→ **INFORMATION PROVIDED**:
.....
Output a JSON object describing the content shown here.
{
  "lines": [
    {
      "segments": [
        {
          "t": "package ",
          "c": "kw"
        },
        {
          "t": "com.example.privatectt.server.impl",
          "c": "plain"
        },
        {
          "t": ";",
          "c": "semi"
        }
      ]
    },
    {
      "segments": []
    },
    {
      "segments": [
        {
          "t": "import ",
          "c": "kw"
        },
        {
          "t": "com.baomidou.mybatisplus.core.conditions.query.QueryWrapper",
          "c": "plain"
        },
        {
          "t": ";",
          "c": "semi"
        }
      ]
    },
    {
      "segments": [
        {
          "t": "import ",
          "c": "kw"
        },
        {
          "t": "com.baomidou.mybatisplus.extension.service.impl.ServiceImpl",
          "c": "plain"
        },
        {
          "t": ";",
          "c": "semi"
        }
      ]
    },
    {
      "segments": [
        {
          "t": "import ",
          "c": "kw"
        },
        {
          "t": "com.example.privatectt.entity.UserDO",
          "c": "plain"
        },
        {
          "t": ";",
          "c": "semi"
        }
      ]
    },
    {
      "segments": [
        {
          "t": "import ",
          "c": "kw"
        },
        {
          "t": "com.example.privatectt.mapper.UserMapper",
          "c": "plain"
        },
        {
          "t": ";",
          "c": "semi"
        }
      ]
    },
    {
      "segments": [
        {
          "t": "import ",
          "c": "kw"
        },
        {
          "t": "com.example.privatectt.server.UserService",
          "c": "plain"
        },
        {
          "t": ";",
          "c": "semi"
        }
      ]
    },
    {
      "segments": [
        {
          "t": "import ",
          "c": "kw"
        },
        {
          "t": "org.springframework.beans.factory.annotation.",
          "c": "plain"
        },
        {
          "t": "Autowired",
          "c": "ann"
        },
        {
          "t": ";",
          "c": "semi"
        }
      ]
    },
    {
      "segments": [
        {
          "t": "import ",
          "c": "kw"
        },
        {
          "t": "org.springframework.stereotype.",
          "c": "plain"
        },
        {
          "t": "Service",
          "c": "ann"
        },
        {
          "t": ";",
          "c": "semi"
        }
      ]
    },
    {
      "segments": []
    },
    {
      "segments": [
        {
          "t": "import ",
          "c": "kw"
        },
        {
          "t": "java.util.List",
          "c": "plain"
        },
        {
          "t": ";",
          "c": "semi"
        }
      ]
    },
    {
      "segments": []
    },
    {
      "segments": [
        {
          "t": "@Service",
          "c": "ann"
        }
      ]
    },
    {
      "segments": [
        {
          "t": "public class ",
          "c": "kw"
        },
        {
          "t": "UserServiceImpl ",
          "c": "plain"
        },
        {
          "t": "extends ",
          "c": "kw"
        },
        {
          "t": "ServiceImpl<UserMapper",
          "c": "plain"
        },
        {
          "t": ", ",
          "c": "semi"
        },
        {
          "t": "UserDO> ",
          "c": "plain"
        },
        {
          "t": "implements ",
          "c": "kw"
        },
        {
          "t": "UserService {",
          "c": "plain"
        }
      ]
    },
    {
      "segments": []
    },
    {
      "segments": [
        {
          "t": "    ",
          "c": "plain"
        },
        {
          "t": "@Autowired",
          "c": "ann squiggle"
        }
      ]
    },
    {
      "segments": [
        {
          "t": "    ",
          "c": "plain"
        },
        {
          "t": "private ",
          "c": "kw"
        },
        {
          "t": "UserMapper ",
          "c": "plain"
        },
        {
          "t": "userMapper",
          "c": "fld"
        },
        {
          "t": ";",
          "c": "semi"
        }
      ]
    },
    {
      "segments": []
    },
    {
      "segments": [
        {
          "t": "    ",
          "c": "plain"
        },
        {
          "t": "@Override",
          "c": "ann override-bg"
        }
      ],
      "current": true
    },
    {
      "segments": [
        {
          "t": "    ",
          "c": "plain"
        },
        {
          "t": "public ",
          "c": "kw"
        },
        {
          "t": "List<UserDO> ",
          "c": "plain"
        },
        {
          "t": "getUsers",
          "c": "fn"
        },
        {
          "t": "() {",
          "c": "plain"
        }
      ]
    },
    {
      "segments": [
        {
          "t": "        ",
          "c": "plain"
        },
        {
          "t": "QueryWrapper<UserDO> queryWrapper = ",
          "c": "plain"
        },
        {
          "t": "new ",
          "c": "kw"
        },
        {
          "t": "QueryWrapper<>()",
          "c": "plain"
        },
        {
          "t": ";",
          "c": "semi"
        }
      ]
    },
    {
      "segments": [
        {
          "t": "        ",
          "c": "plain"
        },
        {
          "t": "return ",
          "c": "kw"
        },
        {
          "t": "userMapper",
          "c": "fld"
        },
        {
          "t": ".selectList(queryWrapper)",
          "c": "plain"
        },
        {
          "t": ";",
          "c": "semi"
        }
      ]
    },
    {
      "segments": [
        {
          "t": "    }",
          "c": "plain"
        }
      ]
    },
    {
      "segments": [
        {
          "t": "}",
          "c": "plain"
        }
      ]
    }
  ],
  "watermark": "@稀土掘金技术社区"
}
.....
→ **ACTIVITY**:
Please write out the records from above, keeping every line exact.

→ **EXERCISE RESPONSE**:
Output a JSON object describing the content shown here.
{
  "lines": [
    {
      "segments": [
        {
          "t": "package ",
          "c": "kw"
        },
        {
          "t": "com.example.privatectt.server.impl",
          "c": "plain"
        },
        {
          "t": ";",
          "c": "semi"
        }
      ]
    },
    {
      "segments": []
    },
    {
      "segments": [
        {
          "t": "import ",
          "c": "kw"
        },
        {
          "t": "com.baomidou.mybatisplus.core.conditions.query.QueryWrapper",
          "c": "plain"
        },
        {
          "t": ";",
          "c": "semi"
        }
      ]
    },
    {
      "segments": [
        {
          "t": "import ",
          "c": "kw"
        },
        {
          "t": "com.baomidou.mybatisplus.extension.service.impl.ServiceImpl",
          "c": "plain"
        },
        {
          "t": ";",
          "c": "semi"
        }
      ]
    },
    {
      "segments": [
        {
          "t": "import ",
          "c": "kw"
        },
        {
          "t": "com.example.privatectt.entity.UserDO",
          "c": "plain"
        },
        {
          "t": ";",
          "c": "semi"
        }
      ]
    },
    {
      "segments": [
        {
          "t": "import ",
          "c": "kw"
        },
        {
          "t": "com.example.privatectt.mapper.UserMapper",
          "c": "plain"
        },
        {
          "t": ";",
          "c": "semi"
        }
      ]
    },
    {
      "segments": [
        {
          "t": "import ",
          "c": "kw"
        },
        {
          "t": "com.example.privatectt.server.UserService",
          "c": "plain"
        },
        {
          "t": ";",
          "c": "semi"
        }
      ]
    },
    {
      "segments": [
        {
          "t": "import ",
          "c": "kw"
        },
        {
          "t": "org.springframework.beans.factory.annotation.",
          "c": "plain"
        },
        {
          "t": "Autowired",
          "c": "ann"
        },
        {
          "t": ";",
          "c": "semi"
        }
      ]
    },
    {
      "segments": [
        {
          "t": "import ",
          "c": "kw"
        },
        {
          "t": "org.springframework.stereotype.",
          "c": "plain"
        },
        {
          "t": "Service",
          "c": "ann"
        },
        {
          "t": ";",
          "c": "semi"
        }
      ]
    },
    {
      "segments": []
    },
    {
      "segments": [
        {
          "t": "import ",
          "c": "kw"
        },
        {
          "t": "java.util.List",
          "c": "plain"
        },
        {
          "t": ";",
          "c": "semi"
        }
      ]
    },
    {
      "segments": []
    },
    {
      "segments": [
        {
          "t": "@Service",
          "c": "ann"
        }
      ]
    },
    {
      "segments": [
        {
          "t": "public class ",
          "c": "kw"
        },
        {
          "t": "UserServiceImpl ",
          "c": "plain"
        },
        {
          "t": "extends ",
          "c": "kw"
        },
        {
          "t": "ServiceImpl<UserMapper",
          "c": "plain"
        },
        {
          "t": ", ",
          "c": "semi"
        },
        {
          "t": "UserDO> ",
          "c": "plain"
        },
        {
          "t": "implements ",
          "c": "kw"
        },
        {
          "t": "UserService {",
          "c": "plain"
        }
      ]
    },
    {
      "segments": []
    },
    {
      "segments": [
        {
          "t": "    ",
          "c": "plain"
        },
        {
          "t": "@Autowired",
          "c": "ann squiggle"
        }
      ]
    },
    {
      "segments": [
        {
          "t": "    ",
          "c": "plain"
        },
        {
          "t": "private ",
          "c": "kw"
        },
        {
          "t": "UserMapper ",
          "c": "plain"
        },
        {
          "t": "userMapper",
          "c": "fld"
        },
        {
          "t": ";",
          "c": "semi"
        }
      ]
    },
    {
      "segments": []
    },
    {
      "segments": [
        {
          "t": "    ",
          "c": "plain"
        },
        {
          "t": "@Override",
          "c": "ann override-bg"
        }
      ],
      "current": true
    },
    {
      "segments": [
        {
          "t": "    ",
          "c": "plain"
        },
        {
          "t": "public ",
          "c": "kw"
        },
        {
          "t": "List<UserDO> ",
          "c": "plain"
        },
        {
          "t": "getUsers",
          "c": "fn"
        },
        {
          "t": "() {",
          "c": "plain"
        }
      ]
    },
    {
      "segments": [
        {
          "t": "        ",
          "c": "plain"
        },
        {
          "t": "QueryWrapper<UserDO> queryWrapper = ",
          "c": "plain"
        },
        {
          "t": "new ",
          "c": "kw"
        },
        {
          "t": "QueryWrapper<>()",
          "c": "plain"
        },
        {
          "t": ";",
          "c": "semi"
        }
      ]
    },
    {
      "segments": [
        {
          "t": "        ",
          "c": "plain"
        },
        {
          "t": "return ",
          "c": "kw"
        },
        {
          "t": "userMapper",
          "c": "fld"
        },
        {
          "t": ".selectList(queryWrapper)",
          "c": "plain"
        },
        {
          "t": ";",
          "c": "semi"
        }
      ]
    },
    {
      "segments": [
        {
          "t": "    }",
          "c": "plain"
        }
      ]
    },
    {
      "segments": [
        {
          "t": "}",
          "c": "plain"
        }
      ]
    }
  ],
  "watermark": "@稀土掘金技术社区"
}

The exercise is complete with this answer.